[THE TASK] Copy every line from the records below that holds the word "label".

[EXERCISE DATA]
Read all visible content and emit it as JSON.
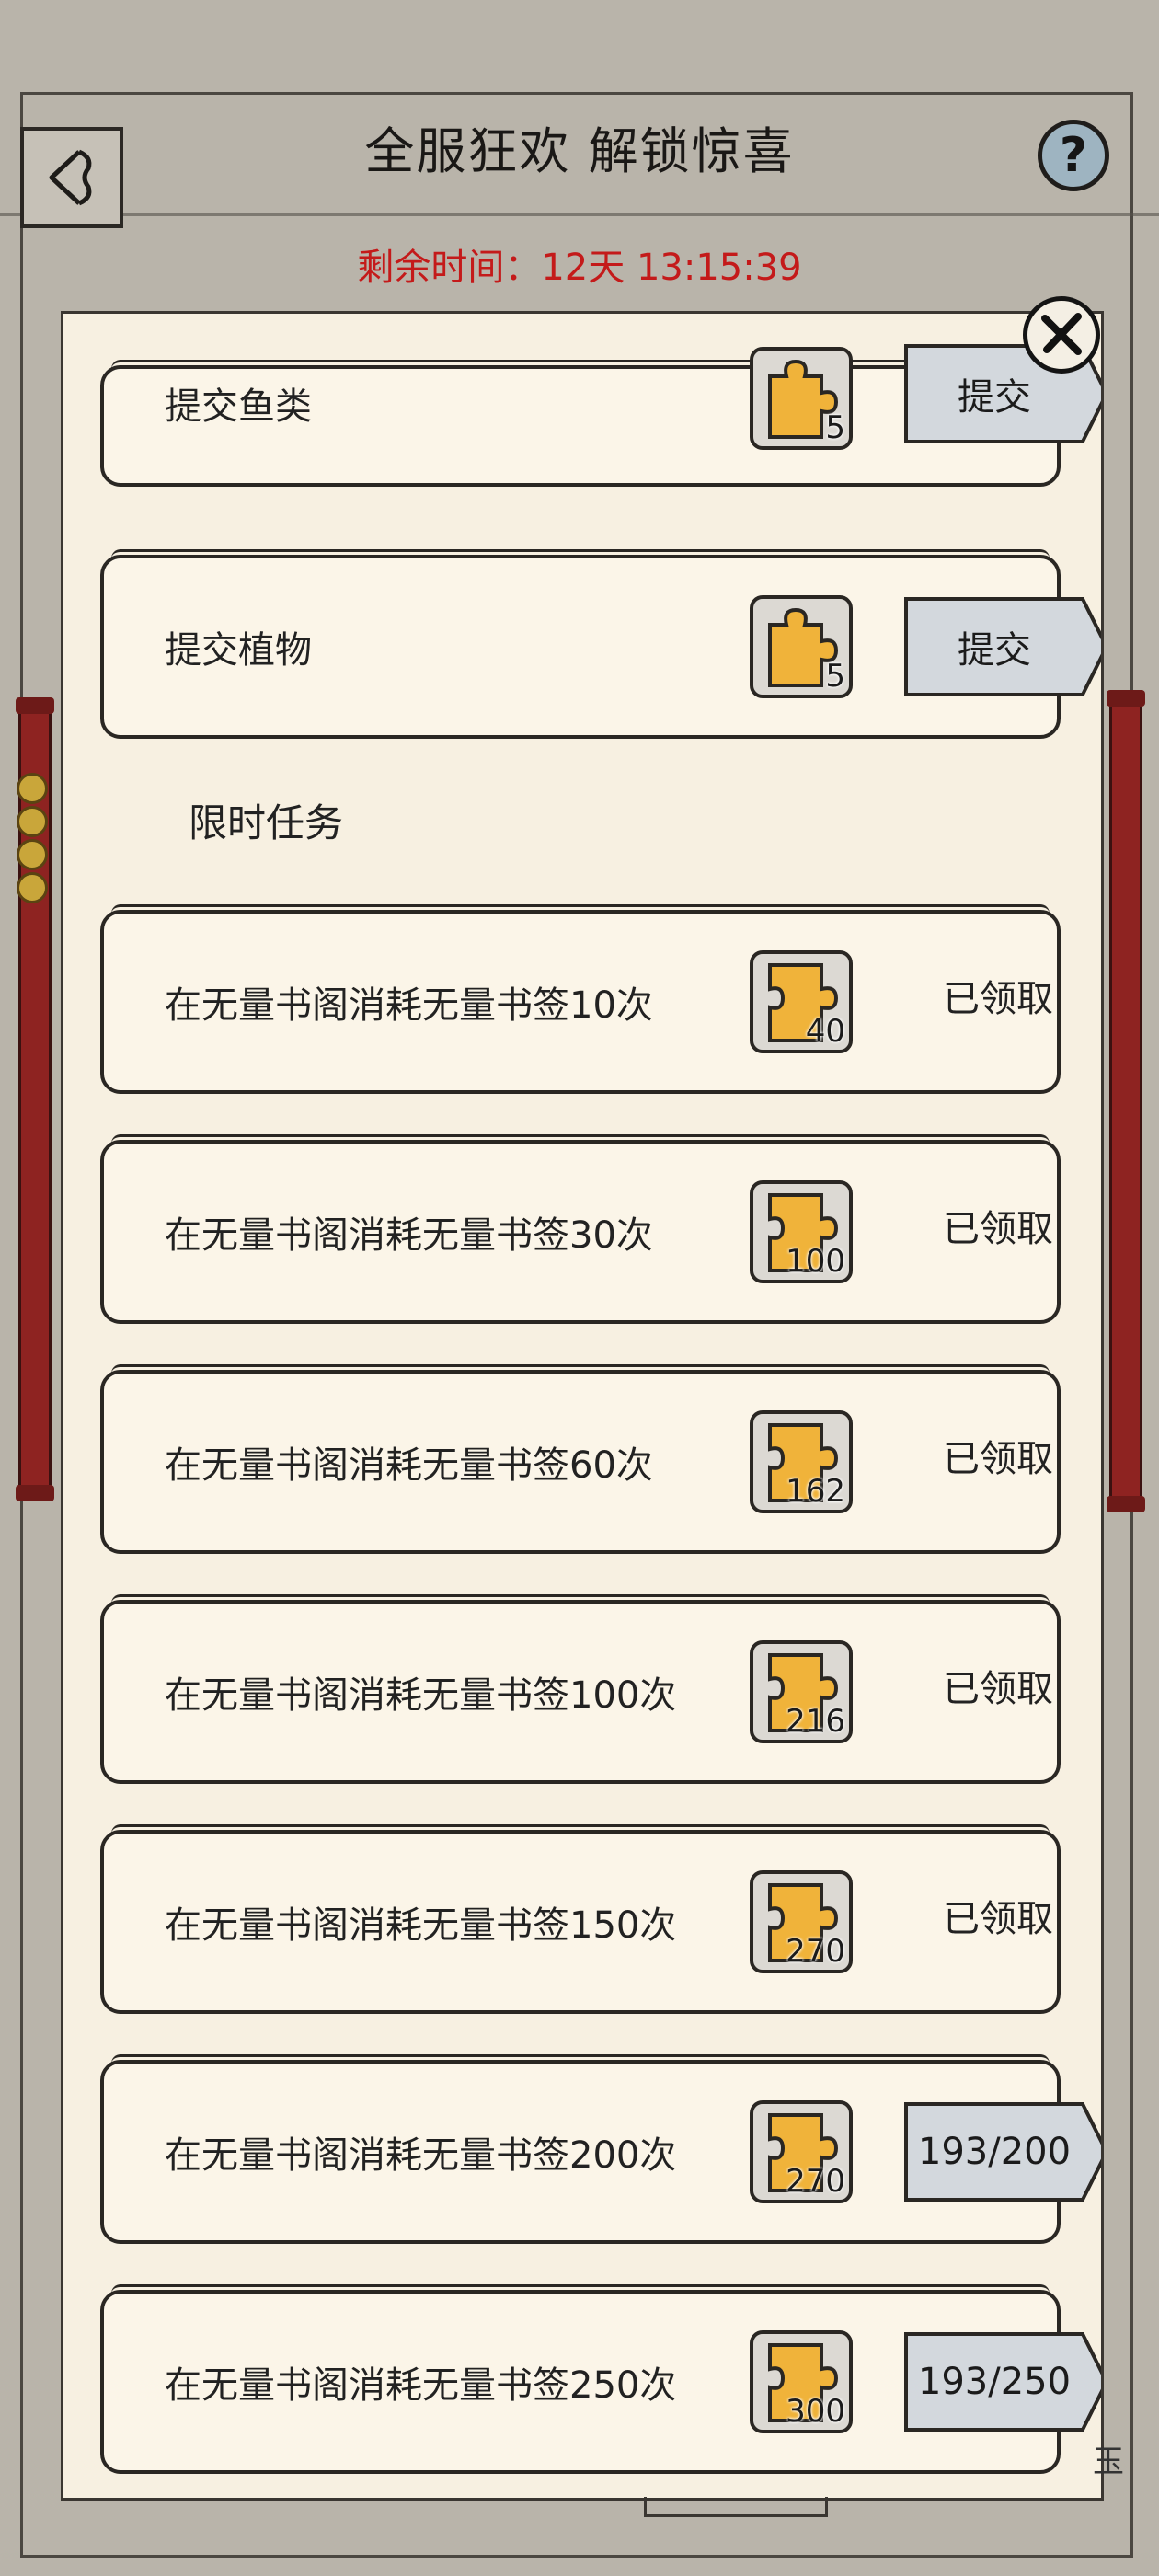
{
  "header": {
    "title": "全服狂欢 解锁惊喜",
    "help": "?",
    "countdown": "剩余时间：12天 13:15:39"
  },
  "colors": {
    "accent_red": "#c41a1a",
    "piece_yellow": "#f0b33a",
    "button_gray": "#d3d8dd",
    "panel_bg": "#f7f0e1"
  },
  "tasks_top": [
    {
      "label": "提交鱼类",
      "reward": "5",
      "button": "提交"
    },
    {
      "label": "提交植物",
      "reward": "5",
      "button": "提交"
    }
  ],
  "section": {
    "title": "限时任务"
  },
  "limited_tasks": [
    {
      "label": "在无量书阁消耗无量书签10次",
      "reward": "40",
      "status": "已领取"
    },
    {
      "label": "在无量书阁消耗无量书签30次",
      "reward": "100",
      "status": "已领取"
    },
    {
      "label": "在无量书阁消耗无量书签60次",
      "reward": "162",
      "status": "已领取"
    },
    {
      "label": "在无量书阁消耗无量书签100次",
      "reward": "216",
      "status": "已领取"
    },
    {
      "label": "在无量书阁消耗无量书签150次",
      "reward": "270",
      "status": "已领取"
    },
    {
      "label": "在无量书阁消耗无量书签200次",
      "reward": "270",
      "progress": "193/200"
    },
    {
      "label": "在无量书阁消耗无量书签250次",
      "reward": "300",
      "progress": "193/250"
    }
  ],
  "corner_text": "玉",
  "icons": {
    "back": "back-arrow-icon",
    "help": "question-icon",
    "close": "close-x-icon",
    "reward": "puzzle-piece-icon"
  }
}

[SOLUTION TO THE PROBLEM]
      "label": "提交鱼类",
      "label": "提交植物",
      "label": "在无量书阁消耗无量书签10次",
      "label": "在无量书阁消耗无量书签30次",
      "label": "在无量书阁消耗无量书签60次",
      "label": "在无量书阁消耗无量书签100次",
      "label": "在无量书阁消耗无量书签150次",
      "label": "在无量书阁消耗无量书签200次",
      "label": "在无量书阁消耗无量书签250次",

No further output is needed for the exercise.